On the subject of home recording. I think it’s really important for every singer song writer to get a mic that works the best (in which ever price range) for them instead of one that works against them.
Microphones all have their own EQ and sound. Certain frequencies get cut, some get boosted. If your voice is very mid and high frequency then you might not want a microphone that boost those frequencies. You want one that starts out sounding like you think you sound naturally. One that you don’t listen back to a recording of your voice and think, “I don’t sound like that” and then you need to do lots of EQing to get it back to sounding like you think you sound.
There so many mic choices out there now it can be confusing, dauntingly frustrating just trying to figure out where to start.
I would suggest getting the head phones that you use the most and have an idea of what they sound like with your voice and recorded music and taking them to your favorite music store that has a pro audio section. Probably best to do this on a slow day… early, maybe a Tuesday. Saturdays or mid days at lunch might not be a good idea… call ahead if you have to. Read up on reviews of some mics and write the brand and model number down. Ask friends what they use. And if you’ve been in a pro recording studio and liked the way your voice sounded, ask the engineer what that mic was and what the rest of the signal chain was (mic pre amp, compressor etc.). Keep in mind that they most likely have been doing it for a long time and their skill level might by high, it might take a long time and a lot of money to get the exact same sound they get but you want to be able to get the essence of the sound they did. Once you have some names and models ask the store if they have those mics? Or mics similar in all price ranges.

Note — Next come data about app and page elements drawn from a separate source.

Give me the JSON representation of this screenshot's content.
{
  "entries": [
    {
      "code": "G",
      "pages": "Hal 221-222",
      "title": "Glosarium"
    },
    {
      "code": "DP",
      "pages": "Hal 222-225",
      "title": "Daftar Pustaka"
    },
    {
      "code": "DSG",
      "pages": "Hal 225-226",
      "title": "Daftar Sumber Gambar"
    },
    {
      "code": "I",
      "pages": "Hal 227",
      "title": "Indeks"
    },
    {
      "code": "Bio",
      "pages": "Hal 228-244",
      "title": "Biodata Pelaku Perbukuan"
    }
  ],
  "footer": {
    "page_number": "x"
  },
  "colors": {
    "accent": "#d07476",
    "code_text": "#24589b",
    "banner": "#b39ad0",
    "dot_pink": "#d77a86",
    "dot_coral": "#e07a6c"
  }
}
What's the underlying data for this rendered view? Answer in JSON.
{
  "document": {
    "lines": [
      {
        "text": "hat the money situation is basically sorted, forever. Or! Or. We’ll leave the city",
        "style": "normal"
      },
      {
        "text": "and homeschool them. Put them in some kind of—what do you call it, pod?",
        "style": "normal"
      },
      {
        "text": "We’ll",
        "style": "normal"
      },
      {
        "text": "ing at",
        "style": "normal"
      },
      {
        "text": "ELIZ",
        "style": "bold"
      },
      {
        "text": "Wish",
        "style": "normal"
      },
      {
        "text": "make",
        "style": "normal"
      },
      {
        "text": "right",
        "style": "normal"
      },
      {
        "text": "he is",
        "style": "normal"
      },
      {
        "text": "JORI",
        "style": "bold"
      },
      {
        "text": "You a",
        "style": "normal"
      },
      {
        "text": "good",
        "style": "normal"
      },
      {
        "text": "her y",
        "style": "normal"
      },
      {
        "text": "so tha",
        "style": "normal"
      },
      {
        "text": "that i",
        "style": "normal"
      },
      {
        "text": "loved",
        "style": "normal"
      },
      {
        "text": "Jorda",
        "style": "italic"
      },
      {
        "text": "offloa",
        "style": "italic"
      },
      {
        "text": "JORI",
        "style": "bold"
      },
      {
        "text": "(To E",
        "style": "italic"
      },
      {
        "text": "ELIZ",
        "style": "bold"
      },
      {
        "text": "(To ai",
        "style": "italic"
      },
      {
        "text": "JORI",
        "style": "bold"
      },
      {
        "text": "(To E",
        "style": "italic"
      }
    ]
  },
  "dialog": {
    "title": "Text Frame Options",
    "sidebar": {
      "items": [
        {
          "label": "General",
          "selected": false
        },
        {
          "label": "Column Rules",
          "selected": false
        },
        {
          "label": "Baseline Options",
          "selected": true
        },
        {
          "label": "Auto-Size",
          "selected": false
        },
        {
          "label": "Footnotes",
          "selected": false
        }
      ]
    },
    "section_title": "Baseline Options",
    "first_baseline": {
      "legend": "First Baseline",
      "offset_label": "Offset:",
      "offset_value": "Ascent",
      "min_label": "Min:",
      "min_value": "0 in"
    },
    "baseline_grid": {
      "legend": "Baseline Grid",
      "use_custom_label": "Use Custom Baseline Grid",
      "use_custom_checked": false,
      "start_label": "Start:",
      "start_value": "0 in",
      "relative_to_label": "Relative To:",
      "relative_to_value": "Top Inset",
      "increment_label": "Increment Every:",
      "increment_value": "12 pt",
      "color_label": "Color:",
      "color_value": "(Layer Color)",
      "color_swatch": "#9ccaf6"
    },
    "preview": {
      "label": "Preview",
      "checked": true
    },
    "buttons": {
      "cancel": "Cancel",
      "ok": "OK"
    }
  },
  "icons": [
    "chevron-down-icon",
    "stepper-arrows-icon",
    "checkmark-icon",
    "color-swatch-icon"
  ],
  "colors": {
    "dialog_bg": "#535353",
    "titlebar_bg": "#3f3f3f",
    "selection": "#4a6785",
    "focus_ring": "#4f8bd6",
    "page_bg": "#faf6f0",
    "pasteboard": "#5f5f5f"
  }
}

Just my opinion. There are great mics in all price ranges these days. For every $5000 mic there is a much cheaper $100 -1000 version. Might not be the same but the intended character is there.
To me there is very little difference between most mics from $200-1000, mostly build quality. When you jump up to $2000-3000 dollar mics you start to really notice something and you can keep going up the price range. There are some cool mics for different styles that work great too and are not that expensive. A sure SM7b is a great vocal mic for some situations and singers. It rejects lots of background noise and can take loud sounds very well. It’s used by lots of rock singers and a few producers who like to capture the singers with a live feel right in the control room with the monitors on. It’s not the best for all but it’s cool.
Back to the Music Store
Ask the store to set up a mixer with maybe 5-7 mics that you think from research might be the sound your looking for or recommended for your voice. Bring your headphones and plug them in and sing through each mic. Muting the channels with the ones that you’re not singing through. Find which ever mic sounds like you! That is the best place to start. It might be a $200 mic or a $2,000 mic. But you’ll know what’s best for you.
I once went to a friend’s home studio to try and help her get her recording set up together. Just for capturing and documenting her own songs. I feel all songwriters should be able to capture a simple version of their songs as best as possible. Maybe not for final release but to catalog and maybe send to someone to add more production and mix. When I got there she had been recording but wasn’t happy with a few things… mainly her vocal sound. After sorting out reverb and compression ratios she still didn’t like the vocal sound. It was still too brittle with no EQ being done. I had some mics with me and tried a few that I thought would go with her voice better than the $2,500 mic she had bought. She ended up liking the $400 mic I had with me over her more expensive one, or the other expensive mics I had with me. It sounded like her to begin with and it didn’t push the high frequencies that she didn’t like in her own voice. It also brought out some of the low frequencies that she wanted to hear in her voice… without EQing!
The other plus side is once you find that vocal mic that’s right for you, chances are you’ll be happier immediately after each recording. That means a lot less virtual knob turning trying to make it sound right. And you just may find that you can use that same mic to record your acoustic guitar, mandolin, hand percussion, etc.
You can certainly benefit a lot by simply choosing the right microphone!